It’s a difficult thing to digest. It’s not a point of view you will relish. At first glance the artwork looks very racist. However, once you realise that the art depicts the indigenous population as your character would have seen them, in that dehumanising, reductionist, and doubtlessly foul, manner so endemic of the time wherein this game is set, suddenly the message of the theme is laid bare. And it’s extraordinarily uncomfortable.
We play the roles of some truly awful people in this game. We play characters who would rather exploit than engage. Men, who could only view the indigenous people as little more than a resource to barter with and consume. Who look upon an entire race as sub-humans with no concept of the value inherent in their own resources, instead of looking at them as flesh and blood people, instead of viewing them as human beings.
Through the narrative of the game, masterfully told through its mechanics, you should arrive at a horrific realisation. When you see the resources of an entire people completely depleted, sent to far off foreign lands, and even stripping that people of their culture by indoctrination into Christianity, you should understand that you’re the cause of this misery, and as you aren’t willing to stop this behaviour due to your own aims, continuing this cycle of exploitation and subjugation, you should come to realise that you are the villain.

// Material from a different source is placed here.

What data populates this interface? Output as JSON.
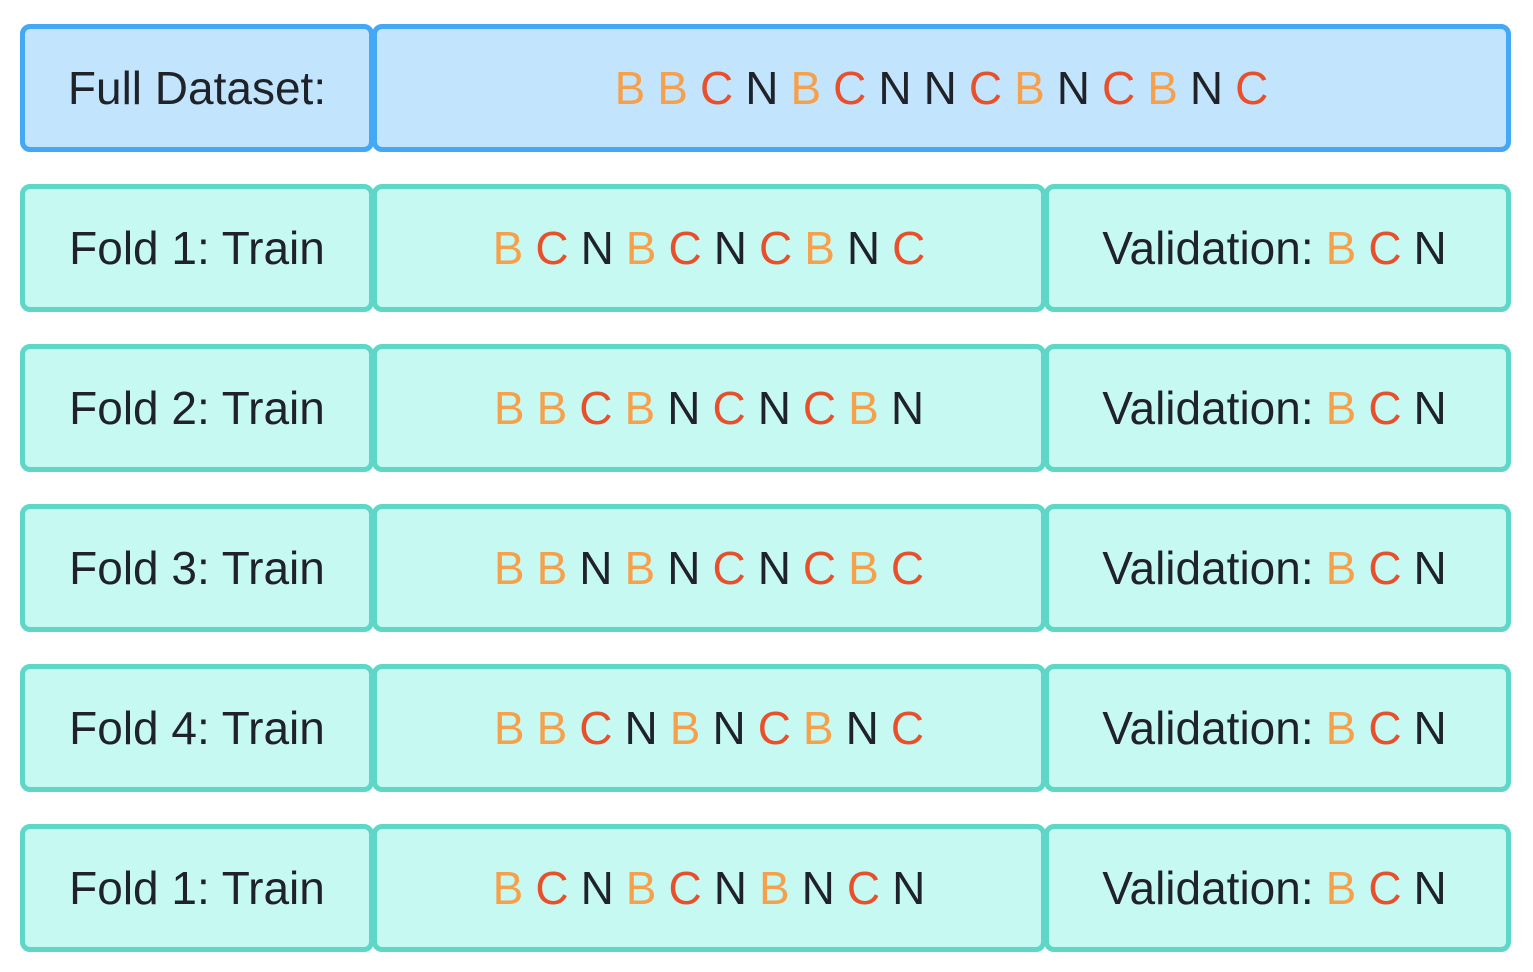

Absolutely, some could see this very same artwork as profoundly problematic and perhaps they would be right. Maybe it could have been handled in a much more sensitive way. However, I think to dismiss it as such without understanding the view held by the characters we play in this game, would be to rob the game of the muscle in its message. It’s hard to come away from this game as a winner and not feel like you’ve only won in materialistic terms.
It’s hard to be proud of winning this game, unless you’re the Separatist, and that is exactly why it’s so powerful. Sure, you won, but can you truly be proud of your actions in getting there? That’s what makes this game so fascinating.
Even the critique of religion is well executed and evokes Marx’s well known idiom, “Religion is an opiate of the masses”. The more churches you build, the easier it becomes to subdue the populace in times of civil unrest and you’ll want to build churches, not because of your own piety, but to encourage piety in your people. It’s an uncompromisingly cynical, but doubtlessly accurate, view of the function of religion and its journey to the new world.
It’s one of the few games I’ve ever played that has such a concise and well-delivered message. The narrative arc is one of the finest examples of such I’ve ever seen and as the game is largely language independent, it’s an even more impressive design.
If you choose to buy this game (and believe me, you should) be aware that you are not only buying one of the best mechanical designs out there, but you are buying an essay in social responsibility.
If you would prefer that politics stay out of your gaming experiences, that’s your prerogative but I would encourage you, however, to consider that sometimes stepping out of your comfort zone is a far more enriching experience than playing a game with much less substance than Archipelago.